or “The CMO Took My Budget,” said every IT Director
When I began my career in Marketing, it was exactly what I had pictured, the world of advertising in the simplest of forms – selling print space for a prominent magazine and, every once in a while, tossing in a newsletter listing.
(cue the oooos…ahhhs).
I made the move to online marketing and figured that working on campaign development, throwing around ideas on new widgets and interactive sweepstakes would be the mecca of my technology experience. I had no idea what an API (Application Programming Interface) was, let alone expected to find myself using the phrase “we just need an open API” on more than one occasion in my life.
But more than anything, I certainly never expected to see myself sitting across from an IT Director explaining why Marketing needed more of their technology budget.
According to Gartner’s 2014 Technology Predictions:
Budgets are moving into the purview of the CMO. Through 2016, the CMO budget will drive additive software spending with the spend generating from the CIO budget. By 2017, the CMO could control more IT spending than the CIO.
It’s hard to argue with this observation. These days, when you attend any marketing webinar, conference or tweet jam (I’ll explain that one to ya later), you’ll hear Marketing’s definition has evolved to include data integration, new analytical skills, mobility, automation software, and data sourcing. All vocabulary words that you’d previously find riddled amid the spreadsheets of an IT budget.

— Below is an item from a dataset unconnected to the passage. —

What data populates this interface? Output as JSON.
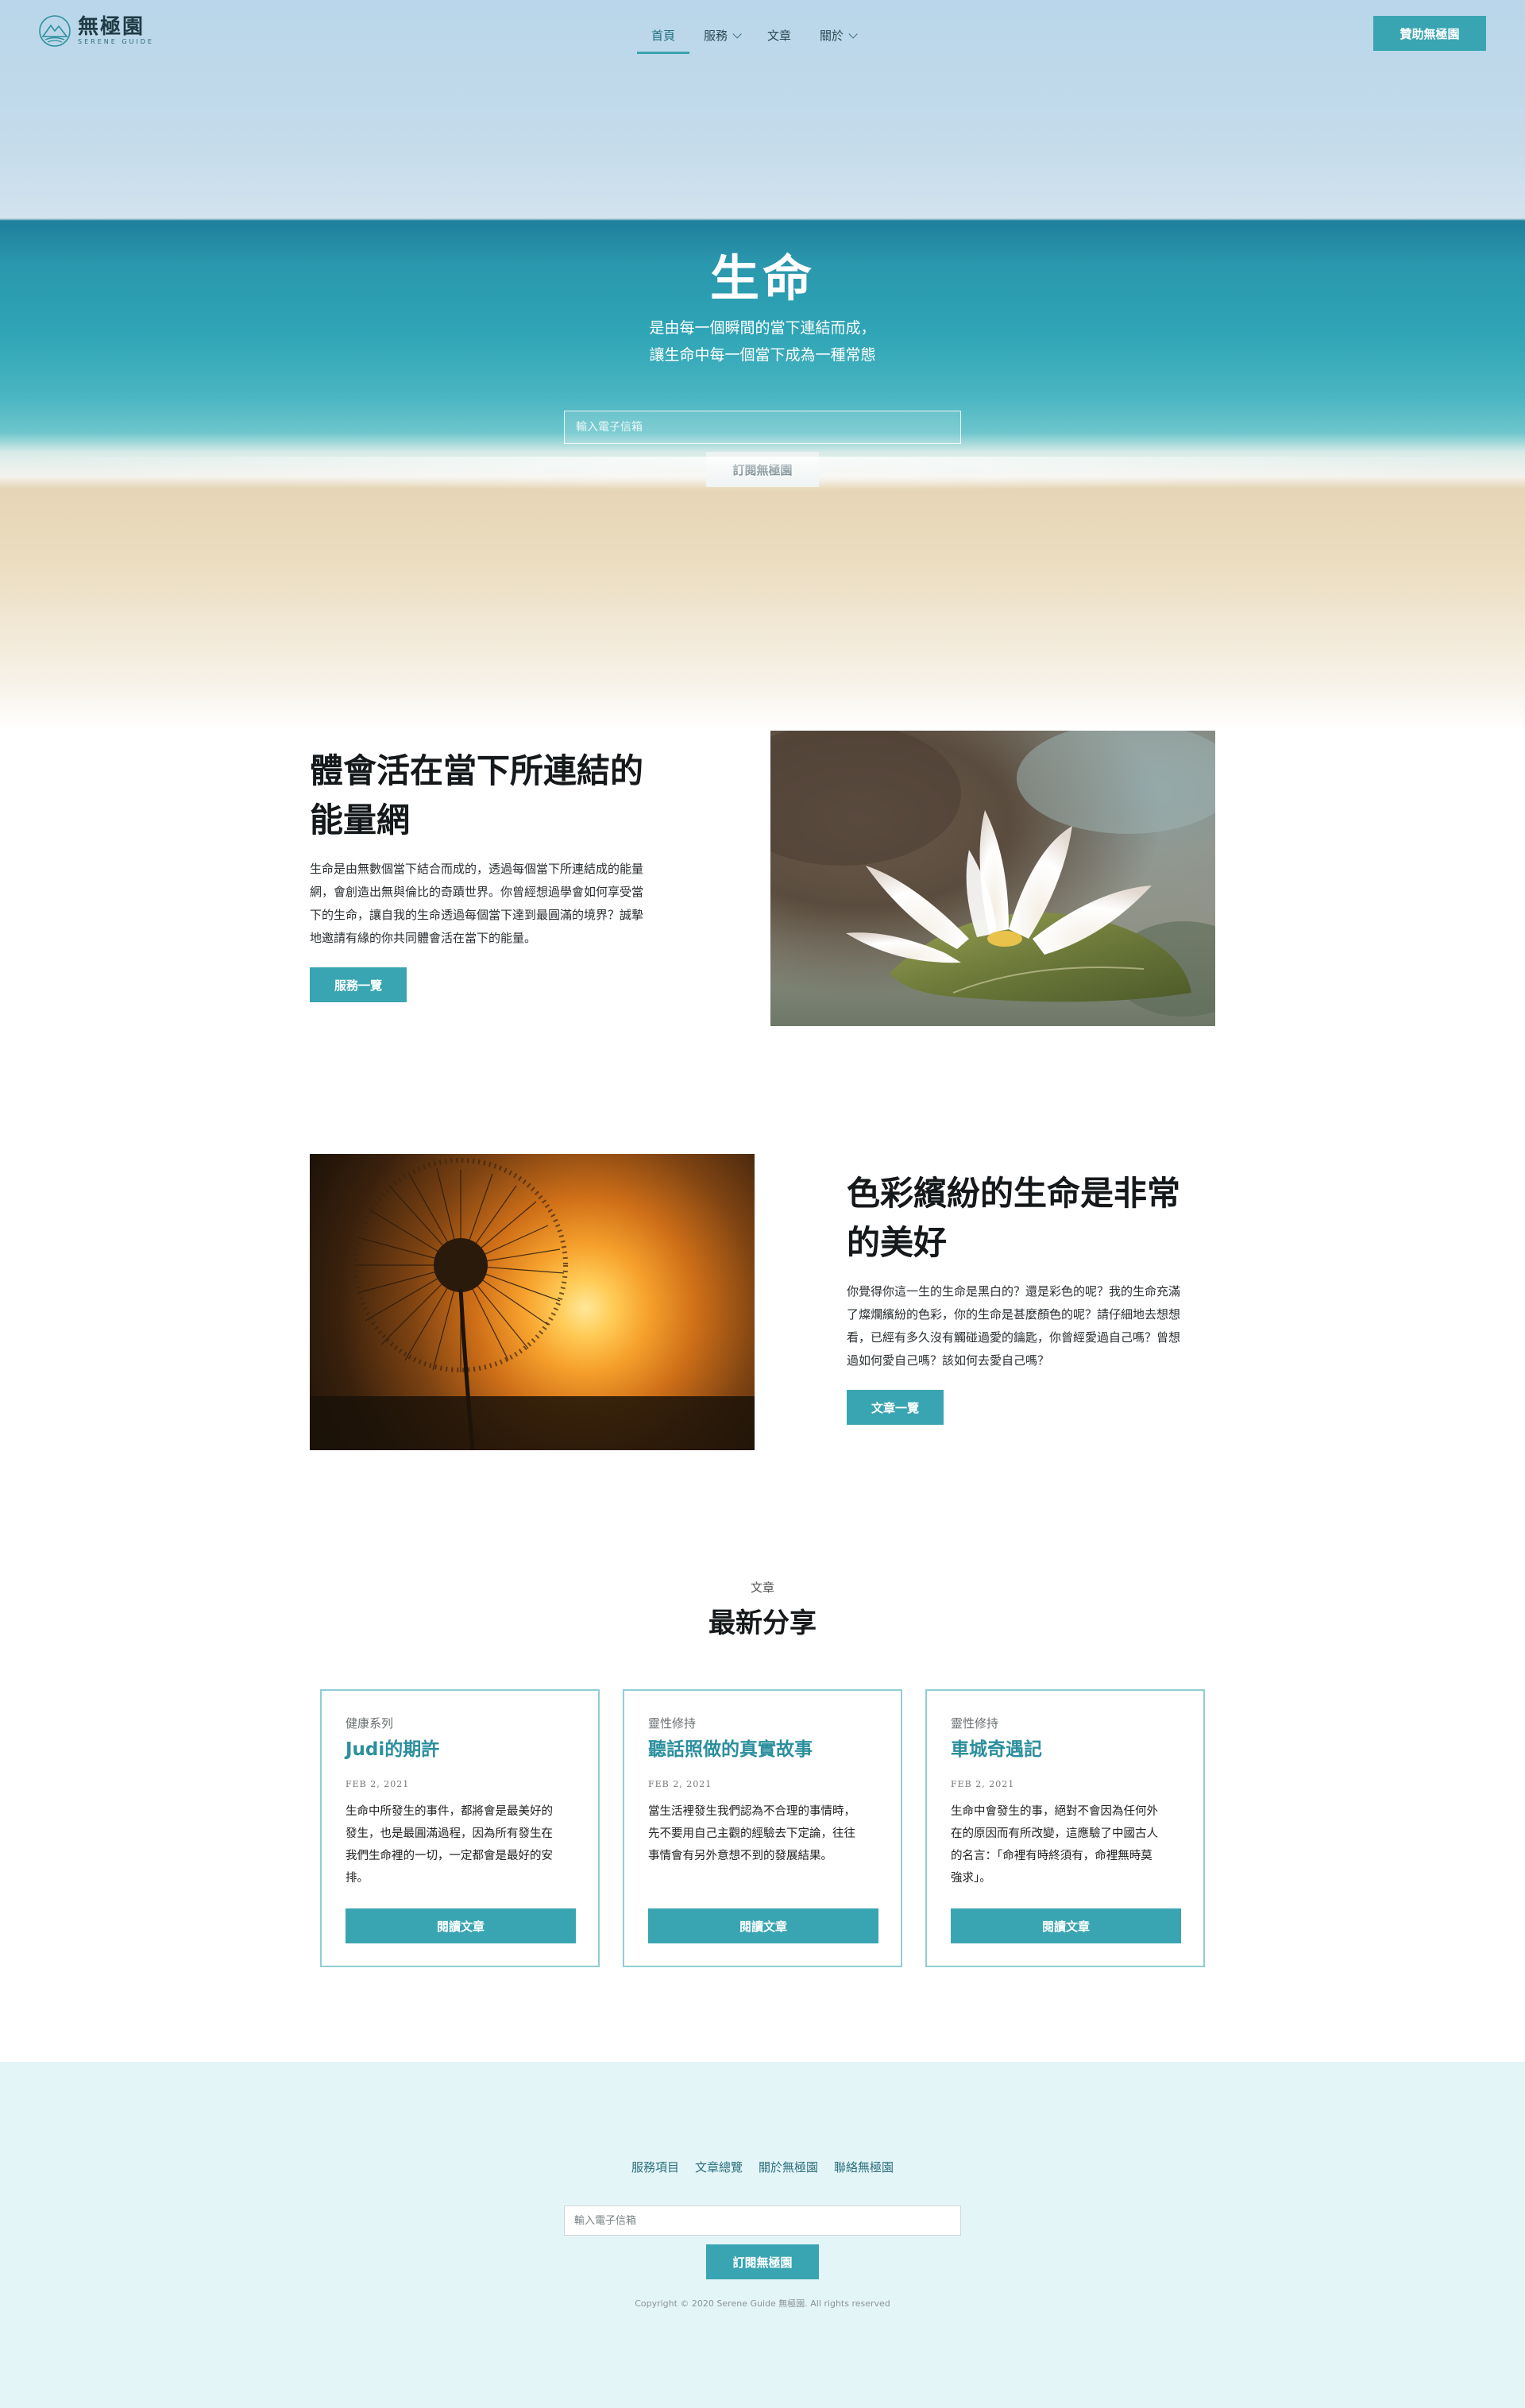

Discussing the Budget with Your Organization’s Decision Makers
The Chief Marketing Officer is starting to find their place at that o-so-uncomfortable budget table amongst organization decision makers like the CFO who is looking for the smallest spend and the CEO who is looking for the quickest ROI.

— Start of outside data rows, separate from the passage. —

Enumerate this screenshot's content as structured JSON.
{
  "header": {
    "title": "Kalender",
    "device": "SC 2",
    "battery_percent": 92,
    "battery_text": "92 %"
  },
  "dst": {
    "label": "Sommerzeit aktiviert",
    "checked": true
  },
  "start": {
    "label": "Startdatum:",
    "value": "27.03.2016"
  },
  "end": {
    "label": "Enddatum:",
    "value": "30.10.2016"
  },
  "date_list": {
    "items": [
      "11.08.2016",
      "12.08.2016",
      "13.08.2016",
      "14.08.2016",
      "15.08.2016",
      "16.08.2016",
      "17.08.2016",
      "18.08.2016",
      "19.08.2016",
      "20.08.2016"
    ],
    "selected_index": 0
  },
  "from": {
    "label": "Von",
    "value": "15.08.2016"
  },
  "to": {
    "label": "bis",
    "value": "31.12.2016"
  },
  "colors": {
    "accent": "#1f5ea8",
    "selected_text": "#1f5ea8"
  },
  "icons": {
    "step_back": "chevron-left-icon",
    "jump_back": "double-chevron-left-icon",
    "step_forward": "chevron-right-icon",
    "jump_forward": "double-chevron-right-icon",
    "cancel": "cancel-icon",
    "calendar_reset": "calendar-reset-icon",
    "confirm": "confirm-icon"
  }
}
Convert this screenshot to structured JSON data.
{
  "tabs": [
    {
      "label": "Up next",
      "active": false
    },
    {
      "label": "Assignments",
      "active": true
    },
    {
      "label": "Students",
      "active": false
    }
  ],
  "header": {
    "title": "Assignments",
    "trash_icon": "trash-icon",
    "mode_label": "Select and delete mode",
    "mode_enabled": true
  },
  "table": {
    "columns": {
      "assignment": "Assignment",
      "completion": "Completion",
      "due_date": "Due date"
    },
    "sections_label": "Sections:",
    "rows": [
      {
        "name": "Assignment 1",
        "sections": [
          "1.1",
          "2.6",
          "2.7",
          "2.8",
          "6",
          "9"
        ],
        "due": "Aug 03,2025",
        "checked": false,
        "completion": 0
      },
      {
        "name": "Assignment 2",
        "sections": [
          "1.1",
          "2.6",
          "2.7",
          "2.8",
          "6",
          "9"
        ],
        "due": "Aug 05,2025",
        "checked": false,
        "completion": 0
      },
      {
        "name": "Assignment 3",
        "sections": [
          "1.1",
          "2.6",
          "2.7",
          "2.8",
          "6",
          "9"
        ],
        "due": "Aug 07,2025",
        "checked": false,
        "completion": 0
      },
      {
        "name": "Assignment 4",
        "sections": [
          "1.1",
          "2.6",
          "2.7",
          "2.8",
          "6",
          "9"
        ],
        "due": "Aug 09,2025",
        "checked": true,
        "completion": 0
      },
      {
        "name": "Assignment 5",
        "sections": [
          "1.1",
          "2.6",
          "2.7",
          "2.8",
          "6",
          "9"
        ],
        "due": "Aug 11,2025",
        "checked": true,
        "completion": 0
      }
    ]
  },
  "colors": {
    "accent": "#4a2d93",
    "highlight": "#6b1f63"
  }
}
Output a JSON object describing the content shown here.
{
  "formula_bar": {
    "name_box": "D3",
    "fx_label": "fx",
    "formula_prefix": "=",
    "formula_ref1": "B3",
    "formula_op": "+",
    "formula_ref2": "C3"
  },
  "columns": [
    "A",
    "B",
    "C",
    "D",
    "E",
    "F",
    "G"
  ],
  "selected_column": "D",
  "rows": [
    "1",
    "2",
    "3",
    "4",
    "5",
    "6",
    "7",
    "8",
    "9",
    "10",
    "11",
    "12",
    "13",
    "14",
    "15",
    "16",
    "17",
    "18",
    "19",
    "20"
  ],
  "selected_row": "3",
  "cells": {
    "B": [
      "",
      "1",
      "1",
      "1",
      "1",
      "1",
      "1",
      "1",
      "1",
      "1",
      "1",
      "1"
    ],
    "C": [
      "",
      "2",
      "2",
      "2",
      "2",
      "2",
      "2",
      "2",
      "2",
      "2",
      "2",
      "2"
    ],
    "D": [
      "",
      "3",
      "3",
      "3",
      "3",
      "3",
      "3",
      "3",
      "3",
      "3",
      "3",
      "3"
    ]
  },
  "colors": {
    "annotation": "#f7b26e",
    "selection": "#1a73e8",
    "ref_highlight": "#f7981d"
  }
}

This development is a direct result of the handful of aces that CMO’s can now bring to the table – including more easily digested metrics that show the conversion rates these technologies can quickly churn into new business. Even more so, marketing technology is limiting their risk by lowering the total cost of ownership (TCO) as most of their data driven technology investments are term or subscription-based as opposed to licensing, which is, of course, appealing to the CFO.

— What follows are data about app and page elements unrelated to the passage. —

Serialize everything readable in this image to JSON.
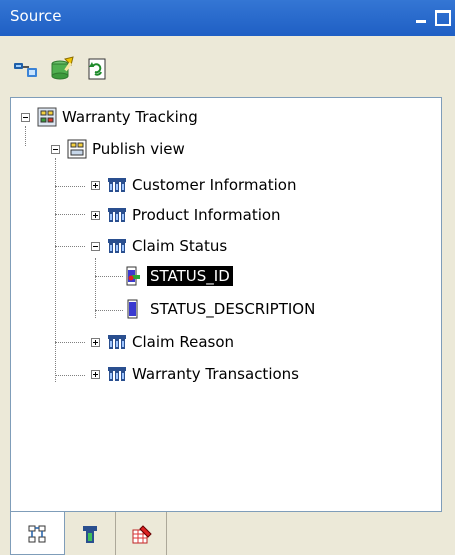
{
  "window": {
    "title": "Source",
    "buttons": [
      "minimize",
      "maximize"
    ]
  },
  "toolbar": {
    "icons": [
      "connect-source-icon",
      "new-view-icon",
      "refresh-icon"
    ]
  },
  "tree": {
    "root": {
      "label": "Warranty Tracking",
      "icon": "project-icon",
      "expanded": true
    },
    "view": {
      "label": "Publish view",
      "icon": "view-icon",
      "expanded": true
    },
    "tables": [
      {
        "label": "Customer Information",
        "icon": "table-icon",
        "expanded": false
      },
      {
        "label": "Product Information",
        "icon": "table-icon",
        "expanded": false
      },
      {
        "label": "Claim Status",
        "icon": "table-icon",
        "expanded": true,
        "columns": [
          {
            "label": "STATUS_ID",
            "icon": "key-column-icon",
            "selected": true
          },
          {
            "label": "STATUS_DESCRIPTION",
            "icon": "column-icon",
            "selected": false
          }
        ]
      },
      {
        "label": "Claim Reason",
        "icon": "table-icon",
        "expanded": false
      },
      {
        "label": "Warranty Transactions",
        "icon": "table-icon",
        "expanded": false
      }
    ]
  },
  "bottom_tabs": [
    {
      "name": "source-tab",
      "icon": "source-tree-icon",
      "active": true
    },
    {
      "name": "table-tab",
      "icon": "table-view-icon",
      "active": false
    },
    {
      "name": "edit-tab",
      "icon": "edit-table-icon",
      "active": false
    }
  ]
}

So, Where Does this Leave the CIO?
Are they throwing their hands up, emptying their pockets and walking away quietly? Not so much.
It’s time to recognize the opportunity IT leaders have to get closer with CMO’s. And while this may seem difficult when dollars are on the line, if you approach the shift as more of a union of the two departments, innovation will begin to flow both ways.
The companies that take this approach will find themselves adapting more quickly to this new world, finding unique solutions to business critical needs.
How Marketing and IT Can Move Forward, Together
I suggest developing hybrid roles with cross performance functionality to assist in the intertwining of roadmap priorities. You can already find Marketing Technologist and Marketing Operations Director titles creeping into job boards.
If you’re not ready to go all-in with a new position, baby steps along the way can make a big impact.
Pairing Marketing and IT with a Little Help from the CIO
Consider how you can get IT involved in some of Marketing’s purchase decisions today. If CIO’s dive deeper into marketing investments, perhaps you will find a common buy-in across the board. Investments will be made more strategically and the cost behind trial and error may become minimized with input from experts in the field. At the very least, it should enable IT to support the requirements of the technology investments being made.
Keep in Mind, This is a Two-Way Street
I encourage CIO’s to get closer to their CMO’s budgets as well. If there is a true partnership between the two, how could you optimize items such as the typically large lead generation budget? Marketers are spending big dollars on collecting and analyzing customer data, when at times that gold mine could be sitting down the hall. Double dare you to go talk to them…